Who lives, who dies, and why We live in a troubled and wounded world in which humans continue to dominate and relentlessly kill numerous nonhuman animals. A Texas hunting club recently auctioned off an endangered black rhino purportedly to save other black rhinos and their homes in Namibia. A representative of the Dallas Safari Club noted, "Namibian wildlife officials will accompany the auction winner through Mangetti National Park where the hunt will occur, 'to ensure the correct type of animal is taken.'" This is not a very comforting thought. Nor is the idea that it's OK to kill one rhino to save other rhinos.
Because of who we are we are always making decisions about who lives and who dies. The criterion used in these sorts of difficult decisions in the realm of conservation efforts centers on the debatable notion that we know what's best for the good of a particular species. As a result of this often misplaced thinking, individual animals are devalued and treated as if they're disposable objects and traded off for the good of their own (or other) species.

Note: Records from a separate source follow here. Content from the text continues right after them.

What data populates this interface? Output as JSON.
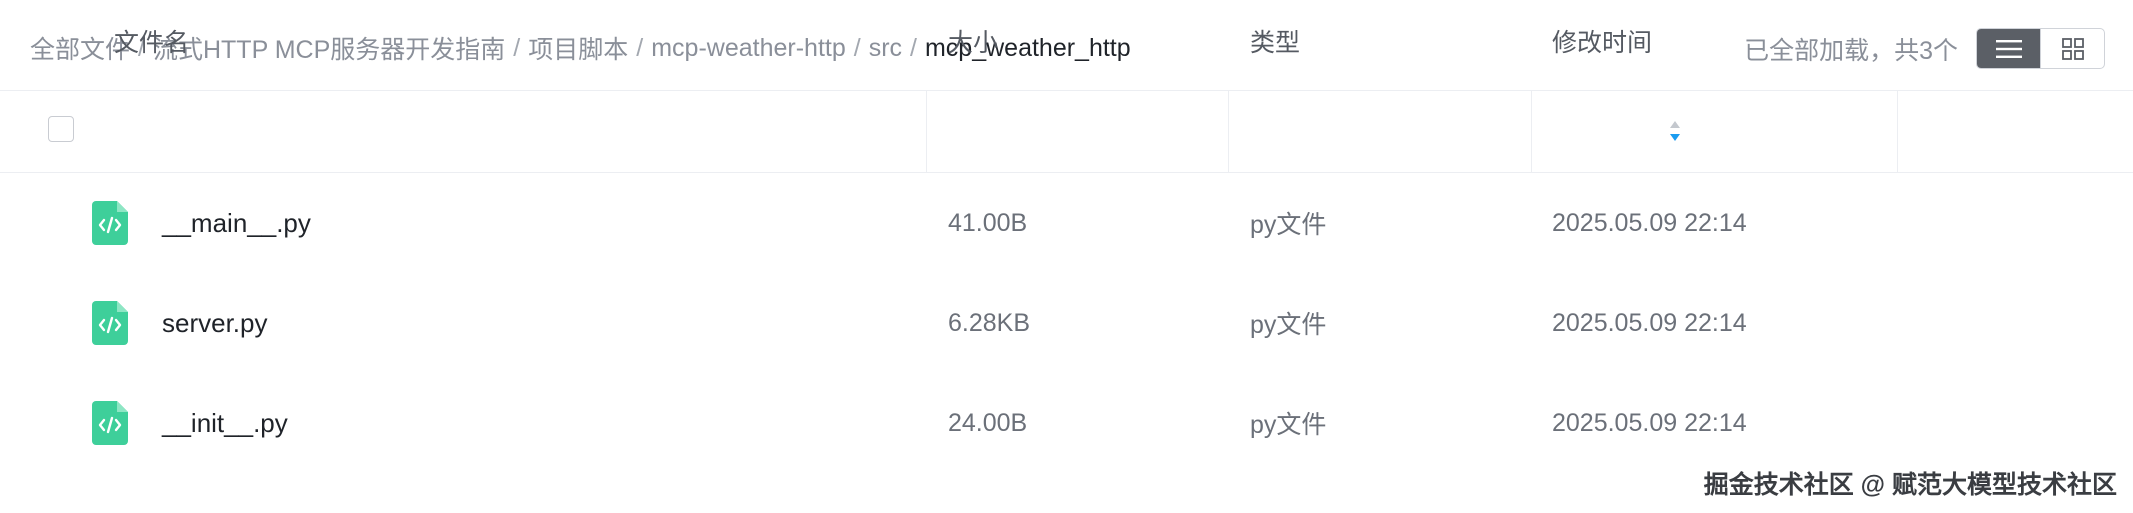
{
  "breadcrumb": {
    "items": [
      "全部文件",
      "流式HTTP MCP服务器开发指南",
      "项目脚本",
      "mcp-weather-http",
      "src"
    ],
    "current": "mcp_weather_http",
    "separator": "/"
  },
  "load_status": "已全部加载，共3个",
  "view_modes": [
    {
      "icon": "list-view-icon",
      "active": true
    },
    {
      "icon": "grid-view-icon",
      "active": false
    }
  ],
  "table": {
    "headers": {
      "name": "文件名",
      "size": "大小",
      "type": "类型",
      "modified": "修改时间"
    },
    "sort_icon": "sort-icon",
    "rows": [
      {
        "name": "__main__.py",
        "size": "41.00B",
        "type": "py文件",
        "modified": "2025.05.09 22:14",
        "icon": "code-file-icon"
      },
      {
        "name": "server.py",
        "size": "6.28KB",
        "type": "py文件",
        "modified": "2025.05.09 22:14",
        "icon": "code-file-icon"
      },
      {
        "name": "__init__.py",
        "size": "24.00B",
        "type": "py文件",
        "modified": "2025.05.09 22:14",
        "icon": "code-file-icon"
      }
    ]
  },
  "watermark": "掘金技术社区 @ 赋范大模型技术社区",
  "colors": {
    "file_icon": "#3ecf9a",
    "sort_active": "#1a9cf0",
    "active_view": "#5b5f66"
  }
}
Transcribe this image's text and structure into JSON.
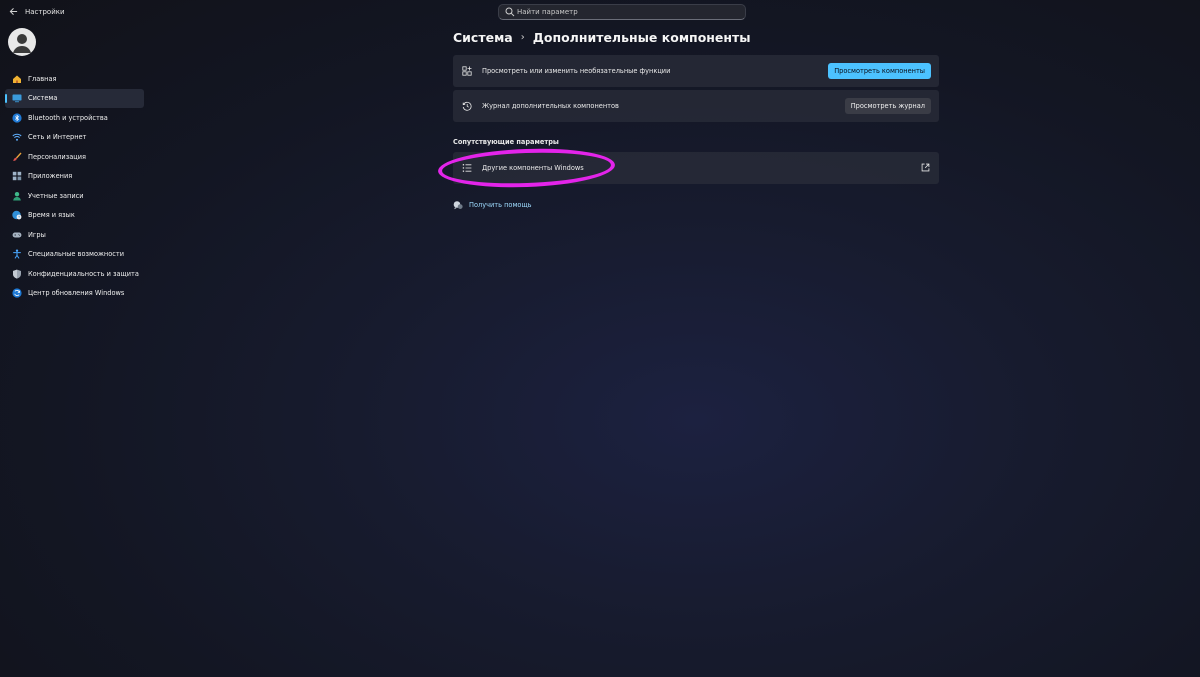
{
  "window": {
    "back_icon": "back-arrow-icon",
    "title": "Настройки"
  },
  "search": {
    "placeholder": "Найти параметр",
    "value": ""
  },
  "sidebar": {
    "items": [
      {
        "label": "Главная",
        "icon": "home-icon",
        "active": false
      },
      {
        "label": "Система",
        "icon": "system-icon",
        "active": true
      },
      {
        "label": "Bluetooth и устройства",
        "icon": "bluetooth-icon",
        "active": false
      },
      {
        "label": "Сеть и Интернет",
        "icon": "wifi-icon",
        "active": false
      },
      {
        "label": "Персонализация",
        "icon": "brush-icon",
        "active": false
      },
      {
        "label": "Приложения",
        "icon": "apps-icon",
        "active": false
      },
      {
        "label": "Учетные записи",
        "icon": "account-icon",
        "active": false
      },
      {
        "label": "Время и язык",
        "icon": "globe-clock-icon",
        "active": false
      },
      {
        "label": "Игры",
        "icon": "gamepad-icon",
        "active": false
      },
      {
        "label": "Специальные возможности",
        "icon": "accessibility-icon",
        "active": false
      },
      {
        "label": "Конфиденциальность и защита",
        "icon": "shield-icon",
        "active": false
      },
      {
        "label": "Центр обновления Windows",
        "icon": "update-icon",
        "active": false
      }
    ]
  },
  "breadcrumb": {
    "parent": "Система",
    "separator": "›",
    "current": "Дополнительные компоненты"
  },
  "cards": {
    "optional_features": {
      "label": "Просмотреть или изменить необязательные функции",
      "button": "Просмотреть компоненты"
    },
    "history": {
      "label": "Журнал дополнительных компонентов",
      "button": "Просмотреть журнал"
    }
  },
  "related": {
    "heading": "Сопутствующие параметры",
    "item_label": "Другие компоненты Windows"
  },
  "help": {
    "label": "Получить помощь"
  },
  "colors": {
    "accent": "#4cc2ff",
    "highlight": "#e324ea",
    "card_bg": "#2b2e3a"
  }
}
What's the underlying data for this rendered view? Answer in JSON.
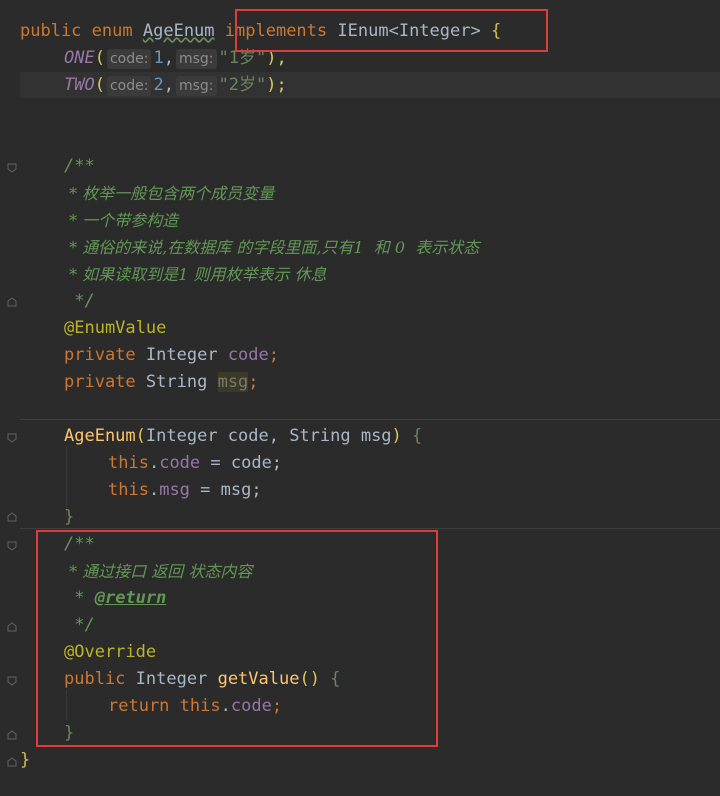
{
  "editor": {
    "line1": {
      "public": "public",
      "enum": "enum",
      "name": "AgeEnum",
      "implements": "implements",
      "iface": "IEnum",
      "lt": "<",
      "generic": "Integer",
      "gt": ">",
      "brace": "{"
    },
    "line2": {
      "constant": "ONE",
      "open": "(",
      "hint_code": "code:",
      "code_val": "1",
      "comma": ",",
      "hint_msg": "msg:",
      "msg_val": "\"1岁\"",
      "close": "),"
    },
    "line3": {
      "constant": "TWO",
      "open": "(",
      "hint_code": "code:",
      "code_val": "2",
      "comma": ",",
      "hint_msg": "msg:",
      "msg_val": "\"2岁\"",
      "close": ");"
    },
    "doc1": {
      "open": "/**",
      "l1": " * 枚举一般包含两个成员变量",
      "l2": " * 一个带参构造",
      "l3": " * 通俗的来说,在数据库 的字段里面,只有1  和 0  表示状态",
      "l4": " * 如果读取到是1 则用枚举表示 休息",
      "close": " */"
    },
    "annotation1": "@EnumValue",
    "field1": {
      "mod": "private",
      "type": "Integer",
      "name": "code",
      "semi": ";"
    },
    "field2": {
      "mod": "private",
      "type": "String",
      "name": "msg",
      "semi": ";"
    },
    "ctor": {
      "name": "AgeEnum",
      "open": "(",
      "params": "Integer code, String msg",
      "close": ")",
      "brace": "{",
      "stmt1_this": "this",
      "stmt1_dot": ".",
      "stmt1_field": "code",
      "stmt1_rest": " = code;",
      "stmt2_this": "this",
      "stmt2_dot": ".",
      "stmt2_field": "msg",
      "stmt2_rest": " = msg;",
      "end": "}"
    },
    "doc2": {
      "open": "/**",
      "l1": " * 通过接口 返回 状态内容",
      "l2_star": " * ",
      "l2_tag": "@return",
      "close": " */"
    },
    "annotation2": "@Override",
    "method": {
      "mod": "public",
      "type": "Integer",
      "name": "getValue",
      "parens": "()",
      "brace": "{",
      "ret": "return",
      "this": "this",
      "dot": ".",
      "field": "code",
      "semi": ";",
      "end": "}"
    },
    "class_end": "}"
  },
  "colors": {
    "background": "#2b2b2b",
    "keyword": "#cc7832",
    "string": "#6a8759",
    "number": "#6897bb",
    "field": "#9876aa",
    "annotation": "#bbb529",
    "method": "#ffc66d",
    "comment": "#629755",
    "highlight_box": "#e03c3c"
  }
}
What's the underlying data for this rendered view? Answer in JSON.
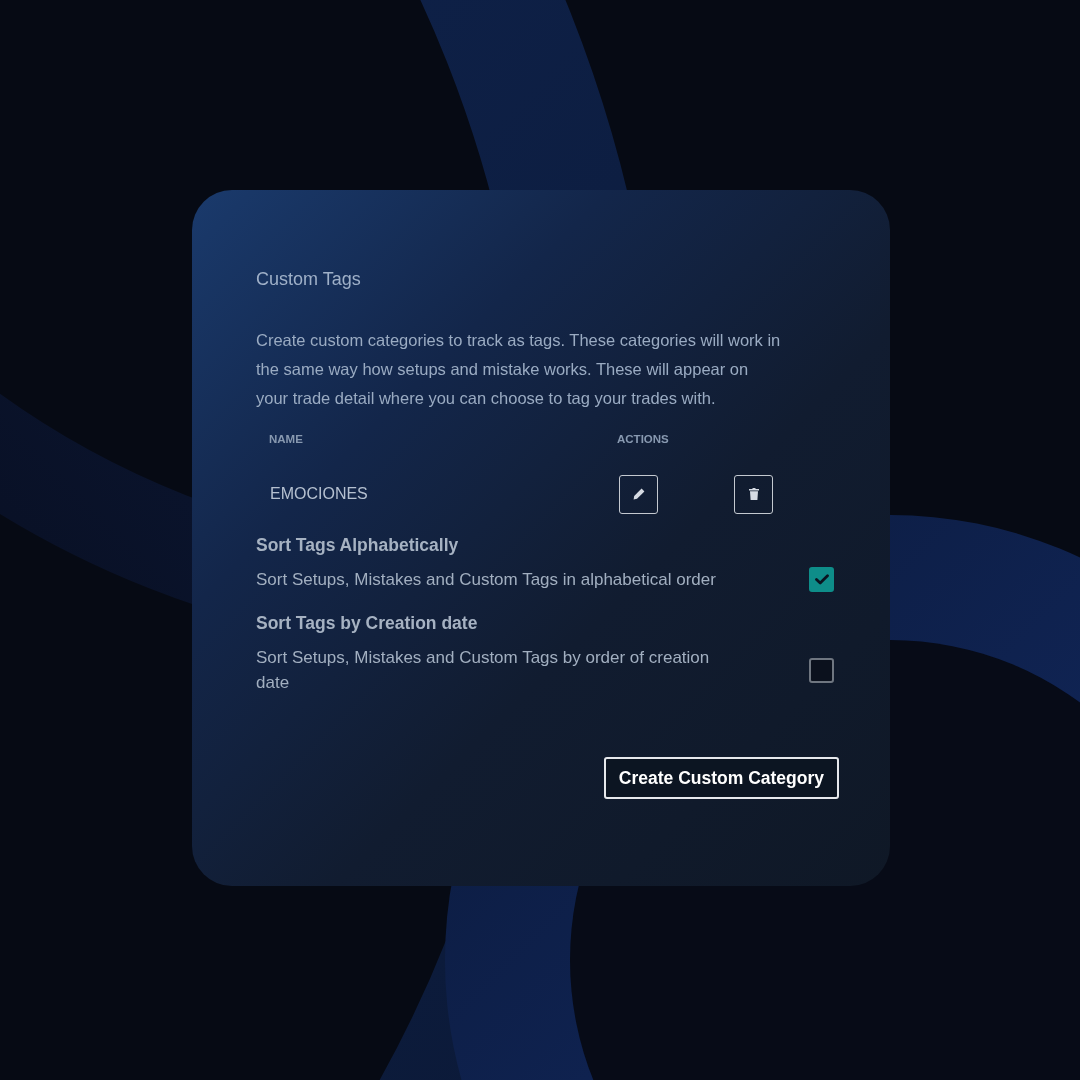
{
  "card": {
    "title": "Custom Tags",
    "description": "Create custom categories to track as tags. These categories will work in the same way how setups and mistake works. These will appear on your trade detail where you can choose to tag your trades with."
  },
  "table": {
    "columns": [
      "NAME",
      "ACTIONS"
    ],
    "rows": [
      {
        "name": "EMOCIONES"
      }
    ]
  },
  "sort_options": [
    {
      "title": "Sort Tags Alphabetically",
      "description": "Sort Setups, Mistakes and Custom Tags in alphabetical order",
      "checked": true
    },
    {
      "title": "Sort Tags by Creation date",
      "description": "Sort Setups, Mistakes and Custom Tags by order of creation date",
      "checked": false
    }
  ],
  "create_button": "Create Custom Category"
}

In today's New York Times Richard Conniff published an essay called, "A Trophy Hunt That's Good for Rhinos"? He writes, "auctioning the right to kill a black rhino in Namibia is an entirely sound idea, good for conservation and good for rhinos in particular." This conclusion is too fast for me, and he does not present data that support this claim.
Conniff claims that Namibia, a small and sparsely populated country, is a conservation success story. Over the past 20 years its rhino population has increased as have the number of mountain zebras, elephants and lions. This is because around 44 percent of the country benefits from conservation protection due to the establishment of communal conservancies that own the wildlife. Nowhere does Mr. Conniff argue that these success stories rest on killing some of these animals for the good of other members of their species. That's good, because we really don't know this.
In Namibia and elsewhere black rhinos do indeed find themselves trying to avoid humans out to kill them, but in Namibia only 10 rhinos have been killed since 2006. Of course, this is 10 too many, but far fewer than have been killed in neighboring South Africa, where around 1,000 were killed in 2012 alone. For more on rhino slaughter in South Africa please see.
Mr. Conniff also claims that the old post-reproductive and belligerent male who will be killed won't be much of a loss because individuals such as these "have a tendency to kill females and calves." Does having a tendency to do something warrant an individual's unnecessary death? No it doesn't. And, if these individuals were so harmful in any regular and significant way, one would think they would have been weeded out of the population over time due to natural selection or that they would be avoided and ostracized by other group members who fear them. This old male is merely a sacrificial rhino who's killed for a lot of money that will supposedly go into conservation efforts.
We must revise some of the ways in which we attempt to coexist with other animals. Some of these methods center on heinous ways of killing them "in the name of conservation" or "to foster coexistence." Compassionate conservation stresses that the life of every individual matters and trading off an individual for the good of their own or another species is not an acceptable way to save species. And, there doesn't seem to be much evidence that it works in any significant way.
(For more on compassionate conservation please see "Ignoring Nature No More: Compassionate Conservation at Work", Ignoring nature no more: The case for compassionate conservation, and a Forbes interview .)
The life of every individual matters. I agree with Conniff that "Protecting wildlife is a complicated, expensive and morally imperfect enterprise, often facing insuperable odds." Where I and others disagree is his swift claim that killing a rhino male is a sound conservation strategy. When people say they kill animals because they love them this makes me feel very uneasy. I'm glad they don't love me.
Cruelty can't stand the spotlight and it is important that news about the sorts of activities discussed above be widely disseminated and openly discussed. That major media is covering them is a step in the right direction. Now it is essential that people who care about conserving without killing make their voices heard.
Marc Bekoff's latest books are Jasper's Story: Saving Moon Bears (with Jill Robinson; see also), Ignoring Nature No More: The Case for Compassionate Conservation (see also), and Why Dogs Hump and Bees Get Depressed (see also).
Photo by wwarby